Wawenock promotes the concept of individual girls learning about themselves and developing social skills through living and working in groups…cabin groups of 4 to 7, unit groups by age of 20 to 30 and finally the “tribes” which number half of the camper population. Each camper becomes a member of either the Wawenock or Owaissan tribe and stays on that tribe in successive years.
Through the tribes, girls compete, celebrate and collaborate.
The emphasis of the tribes within our program is not on the rivalry. Healthy competition in the activities is part of the “tribe” experience however. The competition is meant to highlight skills girls have developed in the instructional camp program.
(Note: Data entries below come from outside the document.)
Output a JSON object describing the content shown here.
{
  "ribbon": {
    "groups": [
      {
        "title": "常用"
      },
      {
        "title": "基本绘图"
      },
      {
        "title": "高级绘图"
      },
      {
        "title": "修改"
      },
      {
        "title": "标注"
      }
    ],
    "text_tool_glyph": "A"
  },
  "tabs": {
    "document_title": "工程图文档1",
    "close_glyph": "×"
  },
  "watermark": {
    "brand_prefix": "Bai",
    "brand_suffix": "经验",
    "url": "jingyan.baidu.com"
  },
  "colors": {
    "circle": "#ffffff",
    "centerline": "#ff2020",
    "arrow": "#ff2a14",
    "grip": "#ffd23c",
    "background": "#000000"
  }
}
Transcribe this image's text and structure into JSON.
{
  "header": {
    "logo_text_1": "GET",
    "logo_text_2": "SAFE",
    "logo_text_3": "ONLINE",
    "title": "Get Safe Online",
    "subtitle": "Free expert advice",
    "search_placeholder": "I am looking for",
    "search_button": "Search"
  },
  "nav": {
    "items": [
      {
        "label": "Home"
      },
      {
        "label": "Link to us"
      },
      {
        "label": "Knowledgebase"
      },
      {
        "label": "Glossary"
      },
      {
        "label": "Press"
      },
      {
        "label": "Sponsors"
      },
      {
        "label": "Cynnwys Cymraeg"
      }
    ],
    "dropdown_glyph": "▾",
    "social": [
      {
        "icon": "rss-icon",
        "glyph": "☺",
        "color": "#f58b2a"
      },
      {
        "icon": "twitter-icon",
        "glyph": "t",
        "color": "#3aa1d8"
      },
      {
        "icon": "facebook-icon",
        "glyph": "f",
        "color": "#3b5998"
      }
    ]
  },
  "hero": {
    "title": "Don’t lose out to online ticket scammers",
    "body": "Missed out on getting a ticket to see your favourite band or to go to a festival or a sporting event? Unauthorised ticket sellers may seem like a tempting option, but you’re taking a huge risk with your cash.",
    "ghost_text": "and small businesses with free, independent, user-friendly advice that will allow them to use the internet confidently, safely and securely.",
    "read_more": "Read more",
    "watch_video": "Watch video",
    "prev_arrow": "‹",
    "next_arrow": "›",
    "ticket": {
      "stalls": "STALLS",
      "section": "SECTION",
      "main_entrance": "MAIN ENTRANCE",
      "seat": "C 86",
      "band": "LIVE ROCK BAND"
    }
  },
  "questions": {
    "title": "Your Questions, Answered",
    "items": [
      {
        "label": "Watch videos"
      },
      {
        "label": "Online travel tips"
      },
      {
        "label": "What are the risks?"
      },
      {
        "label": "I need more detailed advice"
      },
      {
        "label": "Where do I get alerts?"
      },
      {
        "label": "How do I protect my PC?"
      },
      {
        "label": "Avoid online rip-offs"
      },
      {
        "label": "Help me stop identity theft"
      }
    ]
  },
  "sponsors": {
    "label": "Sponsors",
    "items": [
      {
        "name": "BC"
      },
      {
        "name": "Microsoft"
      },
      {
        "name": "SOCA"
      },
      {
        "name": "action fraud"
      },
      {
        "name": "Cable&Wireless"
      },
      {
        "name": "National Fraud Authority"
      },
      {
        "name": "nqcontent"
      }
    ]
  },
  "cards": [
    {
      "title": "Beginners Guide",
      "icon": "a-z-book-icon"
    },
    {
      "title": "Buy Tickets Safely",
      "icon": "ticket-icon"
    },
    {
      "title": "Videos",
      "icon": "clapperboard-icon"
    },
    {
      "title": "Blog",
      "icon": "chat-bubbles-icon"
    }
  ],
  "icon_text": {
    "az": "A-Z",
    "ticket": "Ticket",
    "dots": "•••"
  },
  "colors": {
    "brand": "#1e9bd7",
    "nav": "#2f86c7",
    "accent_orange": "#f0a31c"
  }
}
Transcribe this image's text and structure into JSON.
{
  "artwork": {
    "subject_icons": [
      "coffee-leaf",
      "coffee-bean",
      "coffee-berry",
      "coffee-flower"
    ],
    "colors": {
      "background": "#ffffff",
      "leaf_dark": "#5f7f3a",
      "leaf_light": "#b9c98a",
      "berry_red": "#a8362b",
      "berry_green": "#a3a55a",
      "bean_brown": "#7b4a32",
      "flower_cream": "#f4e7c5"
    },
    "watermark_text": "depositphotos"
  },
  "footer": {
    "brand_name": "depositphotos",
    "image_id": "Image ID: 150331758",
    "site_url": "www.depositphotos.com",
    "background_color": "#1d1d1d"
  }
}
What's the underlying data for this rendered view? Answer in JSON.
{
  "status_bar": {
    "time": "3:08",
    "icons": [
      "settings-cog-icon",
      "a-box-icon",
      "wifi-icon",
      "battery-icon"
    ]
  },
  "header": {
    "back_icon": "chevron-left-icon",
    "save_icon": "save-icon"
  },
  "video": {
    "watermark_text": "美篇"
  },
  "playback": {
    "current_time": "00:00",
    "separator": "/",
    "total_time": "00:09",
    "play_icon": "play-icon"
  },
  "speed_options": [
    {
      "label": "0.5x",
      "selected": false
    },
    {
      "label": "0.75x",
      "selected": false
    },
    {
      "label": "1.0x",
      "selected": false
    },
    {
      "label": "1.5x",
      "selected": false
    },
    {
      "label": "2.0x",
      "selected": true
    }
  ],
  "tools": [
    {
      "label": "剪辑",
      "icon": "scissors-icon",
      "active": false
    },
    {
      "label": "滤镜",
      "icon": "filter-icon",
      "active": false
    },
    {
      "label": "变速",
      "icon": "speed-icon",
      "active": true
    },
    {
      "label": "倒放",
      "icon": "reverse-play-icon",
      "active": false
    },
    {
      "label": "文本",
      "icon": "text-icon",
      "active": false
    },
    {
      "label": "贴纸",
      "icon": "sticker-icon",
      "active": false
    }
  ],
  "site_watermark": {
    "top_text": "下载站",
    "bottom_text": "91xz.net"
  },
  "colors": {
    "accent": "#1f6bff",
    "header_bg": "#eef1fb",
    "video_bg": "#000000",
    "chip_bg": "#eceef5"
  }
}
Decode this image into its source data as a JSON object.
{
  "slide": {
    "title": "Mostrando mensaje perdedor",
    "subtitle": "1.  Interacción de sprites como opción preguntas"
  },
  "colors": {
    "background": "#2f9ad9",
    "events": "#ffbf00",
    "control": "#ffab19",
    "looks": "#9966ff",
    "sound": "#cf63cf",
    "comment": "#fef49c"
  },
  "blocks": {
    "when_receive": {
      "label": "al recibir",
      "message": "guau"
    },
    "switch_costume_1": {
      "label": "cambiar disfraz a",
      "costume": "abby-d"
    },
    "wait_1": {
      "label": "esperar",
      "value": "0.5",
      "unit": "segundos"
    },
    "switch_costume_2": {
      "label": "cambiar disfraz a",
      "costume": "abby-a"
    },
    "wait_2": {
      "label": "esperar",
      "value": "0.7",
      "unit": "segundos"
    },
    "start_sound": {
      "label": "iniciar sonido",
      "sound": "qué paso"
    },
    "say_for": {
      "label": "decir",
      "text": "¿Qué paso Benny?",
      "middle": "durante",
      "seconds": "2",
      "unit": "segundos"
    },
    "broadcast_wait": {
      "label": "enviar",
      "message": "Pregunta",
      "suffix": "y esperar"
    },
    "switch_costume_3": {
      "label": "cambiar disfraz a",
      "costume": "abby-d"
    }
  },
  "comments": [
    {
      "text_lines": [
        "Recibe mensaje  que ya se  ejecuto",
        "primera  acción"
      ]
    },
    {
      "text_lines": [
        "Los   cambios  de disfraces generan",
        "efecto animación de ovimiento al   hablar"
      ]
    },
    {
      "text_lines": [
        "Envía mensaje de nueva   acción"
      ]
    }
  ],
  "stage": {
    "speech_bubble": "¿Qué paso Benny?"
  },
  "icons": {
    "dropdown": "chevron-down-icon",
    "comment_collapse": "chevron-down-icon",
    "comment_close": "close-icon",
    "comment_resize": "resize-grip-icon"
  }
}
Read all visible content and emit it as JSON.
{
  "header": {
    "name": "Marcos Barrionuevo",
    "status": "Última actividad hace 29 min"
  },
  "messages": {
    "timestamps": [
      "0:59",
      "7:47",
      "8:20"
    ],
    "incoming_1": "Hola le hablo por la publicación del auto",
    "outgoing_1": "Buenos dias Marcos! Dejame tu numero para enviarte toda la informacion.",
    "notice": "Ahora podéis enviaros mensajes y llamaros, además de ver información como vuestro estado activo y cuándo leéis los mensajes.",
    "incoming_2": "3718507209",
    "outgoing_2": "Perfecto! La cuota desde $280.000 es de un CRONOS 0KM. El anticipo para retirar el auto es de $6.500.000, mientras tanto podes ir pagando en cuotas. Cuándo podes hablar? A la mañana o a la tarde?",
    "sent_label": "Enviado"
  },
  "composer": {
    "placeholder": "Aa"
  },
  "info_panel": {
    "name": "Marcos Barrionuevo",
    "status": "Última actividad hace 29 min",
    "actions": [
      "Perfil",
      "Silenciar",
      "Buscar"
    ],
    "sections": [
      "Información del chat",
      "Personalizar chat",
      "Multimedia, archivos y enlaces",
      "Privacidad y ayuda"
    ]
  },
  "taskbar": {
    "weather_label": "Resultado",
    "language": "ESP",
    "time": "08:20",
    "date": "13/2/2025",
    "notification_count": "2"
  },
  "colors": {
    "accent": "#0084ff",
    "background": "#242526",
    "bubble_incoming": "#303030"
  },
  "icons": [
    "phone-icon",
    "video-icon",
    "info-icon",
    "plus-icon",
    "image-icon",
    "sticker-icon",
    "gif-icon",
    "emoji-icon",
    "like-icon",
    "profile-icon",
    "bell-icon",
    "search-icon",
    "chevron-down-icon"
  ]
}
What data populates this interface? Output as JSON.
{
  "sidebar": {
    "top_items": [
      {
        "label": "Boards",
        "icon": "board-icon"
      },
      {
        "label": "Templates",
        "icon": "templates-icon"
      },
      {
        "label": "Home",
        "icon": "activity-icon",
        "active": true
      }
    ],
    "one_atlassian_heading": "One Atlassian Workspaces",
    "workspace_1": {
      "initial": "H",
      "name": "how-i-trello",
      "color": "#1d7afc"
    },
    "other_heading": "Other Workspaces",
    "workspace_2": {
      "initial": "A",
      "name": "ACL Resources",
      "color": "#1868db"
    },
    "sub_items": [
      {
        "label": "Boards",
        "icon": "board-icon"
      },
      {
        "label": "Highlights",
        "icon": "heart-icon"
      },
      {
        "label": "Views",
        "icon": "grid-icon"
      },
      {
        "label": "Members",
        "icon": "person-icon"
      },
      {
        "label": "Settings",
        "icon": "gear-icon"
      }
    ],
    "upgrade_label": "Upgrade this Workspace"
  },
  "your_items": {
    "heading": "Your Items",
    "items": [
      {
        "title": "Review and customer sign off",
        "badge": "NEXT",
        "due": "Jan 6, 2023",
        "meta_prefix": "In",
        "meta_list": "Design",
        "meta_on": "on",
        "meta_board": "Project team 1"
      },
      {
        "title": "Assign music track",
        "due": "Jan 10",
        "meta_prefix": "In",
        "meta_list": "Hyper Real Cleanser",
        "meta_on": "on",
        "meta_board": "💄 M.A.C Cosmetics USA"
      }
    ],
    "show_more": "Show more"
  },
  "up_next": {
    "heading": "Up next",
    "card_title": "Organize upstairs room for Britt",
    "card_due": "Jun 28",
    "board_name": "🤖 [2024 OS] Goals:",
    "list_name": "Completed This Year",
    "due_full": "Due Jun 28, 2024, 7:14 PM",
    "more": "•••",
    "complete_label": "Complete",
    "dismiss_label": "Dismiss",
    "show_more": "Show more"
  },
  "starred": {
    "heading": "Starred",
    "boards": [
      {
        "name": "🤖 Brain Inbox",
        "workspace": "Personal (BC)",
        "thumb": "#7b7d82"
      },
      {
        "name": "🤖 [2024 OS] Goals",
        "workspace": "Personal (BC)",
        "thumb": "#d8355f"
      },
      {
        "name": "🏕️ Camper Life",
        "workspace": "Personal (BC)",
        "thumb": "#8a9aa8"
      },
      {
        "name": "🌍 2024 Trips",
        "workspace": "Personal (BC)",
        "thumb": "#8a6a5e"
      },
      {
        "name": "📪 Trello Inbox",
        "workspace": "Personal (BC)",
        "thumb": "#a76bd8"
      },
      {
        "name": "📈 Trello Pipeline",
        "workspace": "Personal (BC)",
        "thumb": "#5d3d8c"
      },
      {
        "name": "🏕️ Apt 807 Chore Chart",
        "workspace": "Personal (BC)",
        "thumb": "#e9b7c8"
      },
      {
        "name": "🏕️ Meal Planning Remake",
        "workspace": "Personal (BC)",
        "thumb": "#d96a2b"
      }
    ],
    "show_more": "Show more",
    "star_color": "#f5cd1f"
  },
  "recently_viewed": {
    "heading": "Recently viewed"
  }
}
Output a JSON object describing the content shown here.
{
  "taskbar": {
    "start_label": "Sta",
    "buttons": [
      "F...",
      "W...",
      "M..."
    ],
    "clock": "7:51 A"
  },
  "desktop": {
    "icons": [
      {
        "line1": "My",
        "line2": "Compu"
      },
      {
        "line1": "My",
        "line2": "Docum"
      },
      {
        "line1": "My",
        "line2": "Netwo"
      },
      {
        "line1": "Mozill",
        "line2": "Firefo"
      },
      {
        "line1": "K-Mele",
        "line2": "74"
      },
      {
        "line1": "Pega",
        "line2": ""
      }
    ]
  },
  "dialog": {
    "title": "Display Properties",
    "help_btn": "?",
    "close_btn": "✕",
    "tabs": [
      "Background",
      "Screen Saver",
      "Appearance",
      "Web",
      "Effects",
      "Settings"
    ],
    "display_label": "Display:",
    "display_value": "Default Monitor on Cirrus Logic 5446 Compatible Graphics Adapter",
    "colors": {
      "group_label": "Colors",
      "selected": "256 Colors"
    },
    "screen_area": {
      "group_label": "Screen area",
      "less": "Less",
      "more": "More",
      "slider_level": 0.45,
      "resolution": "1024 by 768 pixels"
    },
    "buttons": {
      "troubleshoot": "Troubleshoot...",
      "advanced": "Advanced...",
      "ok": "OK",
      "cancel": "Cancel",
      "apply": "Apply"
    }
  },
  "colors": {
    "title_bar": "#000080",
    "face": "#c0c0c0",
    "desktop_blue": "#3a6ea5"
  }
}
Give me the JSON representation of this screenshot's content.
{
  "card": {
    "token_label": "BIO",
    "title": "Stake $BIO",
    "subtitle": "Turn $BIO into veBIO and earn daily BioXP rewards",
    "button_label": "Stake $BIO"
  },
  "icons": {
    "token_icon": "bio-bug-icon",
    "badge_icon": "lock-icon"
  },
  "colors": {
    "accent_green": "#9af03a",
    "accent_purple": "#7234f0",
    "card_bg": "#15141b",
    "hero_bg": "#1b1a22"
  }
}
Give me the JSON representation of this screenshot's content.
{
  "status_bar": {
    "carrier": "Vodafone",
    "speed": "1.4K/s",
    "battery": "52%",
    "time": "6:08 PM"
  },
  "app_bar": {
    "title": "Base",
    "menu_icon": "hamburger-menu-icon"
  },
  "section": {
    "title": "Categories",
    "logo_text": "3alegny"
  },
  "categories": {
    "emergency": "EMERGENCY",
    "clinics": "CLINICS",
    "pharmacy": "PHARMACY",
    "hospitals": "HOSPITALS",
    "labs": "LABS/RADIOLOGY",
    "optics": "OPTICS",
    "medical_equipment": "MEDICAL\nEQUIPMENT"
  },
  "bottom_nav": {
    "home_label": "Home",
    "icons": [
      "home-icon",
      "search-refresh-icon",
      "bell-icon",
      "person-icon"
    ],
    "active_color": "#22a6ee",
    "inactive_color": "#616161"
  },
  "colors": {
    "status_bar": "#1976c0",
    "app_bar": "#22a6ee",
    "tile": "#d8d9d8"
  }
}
The program includes tennis, swimming, archery, riflery, smallcraft, etc. A tribe meet is held on Sundays and in each meet there are events where all campers can participate, even those who don’t choose to take instruction in the activity. There is always an “all tribe” event where everyone in each tribe pulls for every other member of the tribe to succeed at some simple task. The spirit during this is phenomenal. At the end of each meet the leaders lead their tribes in congratulatory hugs for the other tribe.
One of the main goals of having the tribes is to give some real leadership opportunities to our oldest campers, many of whom have been campers for up to 6 years. The tribes are “run” by these girls with support from 2 counselors. It is a very important aspect of camp for these older campers.
Through the tribes we expect girls to get out of themselves and work with and for others. There is a big/little sister program where the oldest to youngest in one tribe is paired with the youngest to oldest in the other tribe. These friendships play an important part in each girl’s summer.
Through the tribes we teach the camp traditions and songs. Singing plays an important part in reinforcing camp culture and the experiences campers share, even with alumnae. Each tribe secretly writes a new song each summer and presents it to the camp staff at the end of each season. Song Night is the result and requires a lot of discipline, patience and learning as each tribe independently presents its song and brings back 2 other songs that are not currently known or sung by the camp family. The traditions of Wawenock live on because they are camper driven.
The tribes collaborate on all-camp events such as Council Fire. This is a ceremony in which new campers are welcomed to their tribe, commitments are made to the tribe and the camp community. The commitment to the camp community includes living the ten components of “Wawenock Spirit.” These include ideals and values such as friendliness, sportsmanship, loyalty, effort and initiative, honesty, etc. The tribes also work together on projects like our “Circus” which is a camper run program honoring any staff member who has been at Wawenock for 20 years. In the last 20 years we have had 6 of these events.
Belonging to a tribe and singing, playing games, and competing with your tribe each week and each season is FUN!